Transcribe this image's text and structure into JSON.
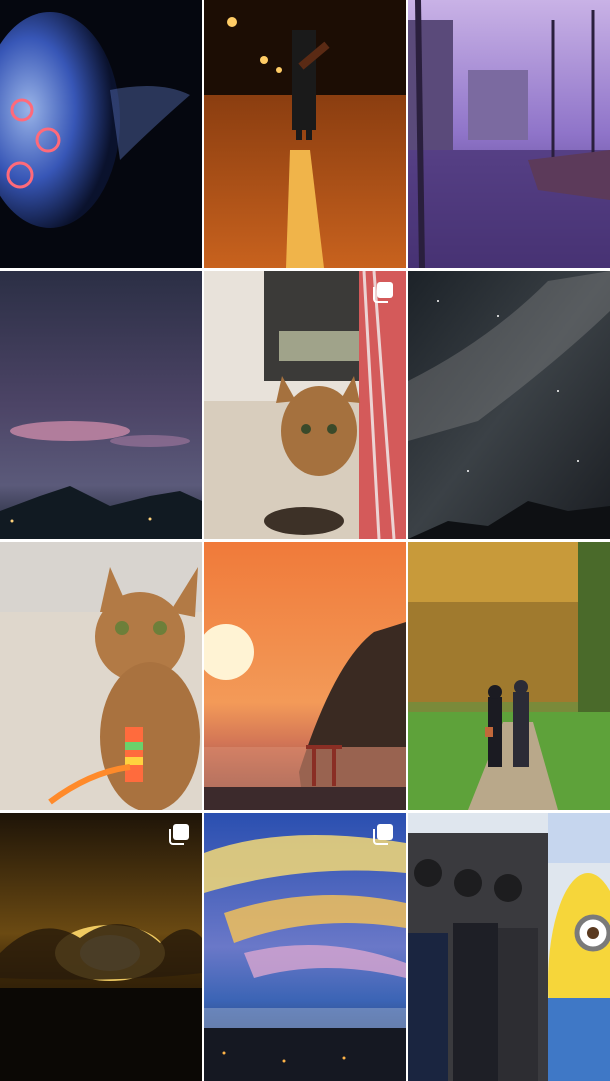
{
  "grid": {
    "tiles": [
      {
        "subject": "jellyfish",
        "multiple": false
      },
      {
        "subject": "guitarist-on-night-road",
        "multiple": false
      },
      {
        "subject": "harbor-boats-purple-dusk",
        "multiple": false
      },
      {
        "subject": "evening-clouds-over-hills",
        "multiple": false
      },
      {
        "subject": "cat-on-rug",
        "multiple": true
      },
      {
        "subject": "milky-way-over-mountain",
        "multiple": false
      },
      {
        "subject": "cat-with-collar-tag",
        "multiple": false
      },
      {
        "subject": "sunset-torii-coast",
        "multiple": false
      },
      {
        "subject": "couple-walking-autumn-path",
        "multiple": false
      },
      {
        "subject": "sun-behind-dark-clouds",
        "multiple": true
      },
      {
        "subject": "painted-sky-town",
        "multiple": true
      },
      {
        "subject": "crowd-with-minion",
        "multiple": false
      }
    ],
    "multi_icon": "multiple-photos-icon"
  }
}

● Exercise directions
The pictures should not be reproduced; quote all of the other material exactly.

● Written response
Transcribe this image's text and structure into JSON.
{
  "grid": {
    "tiles": [
      {
        "subject": "jellyfish",
        "multiple": false
      },
      {
        "subject": "guitarist-on-night-road",
        "multiple": false
      },
      {
        "subject": "harbor-boats-purple-dusk",
        "multiple": false
      },
      {
        "subject": "evening-clouds-over-hills",
        "multiple": false
      },
      {
        "subject": "cat-on-rug",
        "multiple": true
      },
      {
        "subject": "milky-way-over-mountain",
        "multiple": false
      },
      {
        "subject": "cat-with-collar-tag",
        "multiple": false
      },
      {
        "subject": "sunset-torii-coast",
        "multiple": false
      },
      {
        "subject": "couple-walking-autumn-path",
        "multiple": false
      },
      {
        "subject": "sun-behind-dark-clouds",
        "multiple": true
      },
      {
        "subject": "painted-sky-town",
        "multiple": true
      },
      {
        "subject": "crowd-with-minion",
        "multiple": false
      }
    ],
    "multi_icon": "multiple-photos-icon"
  }
}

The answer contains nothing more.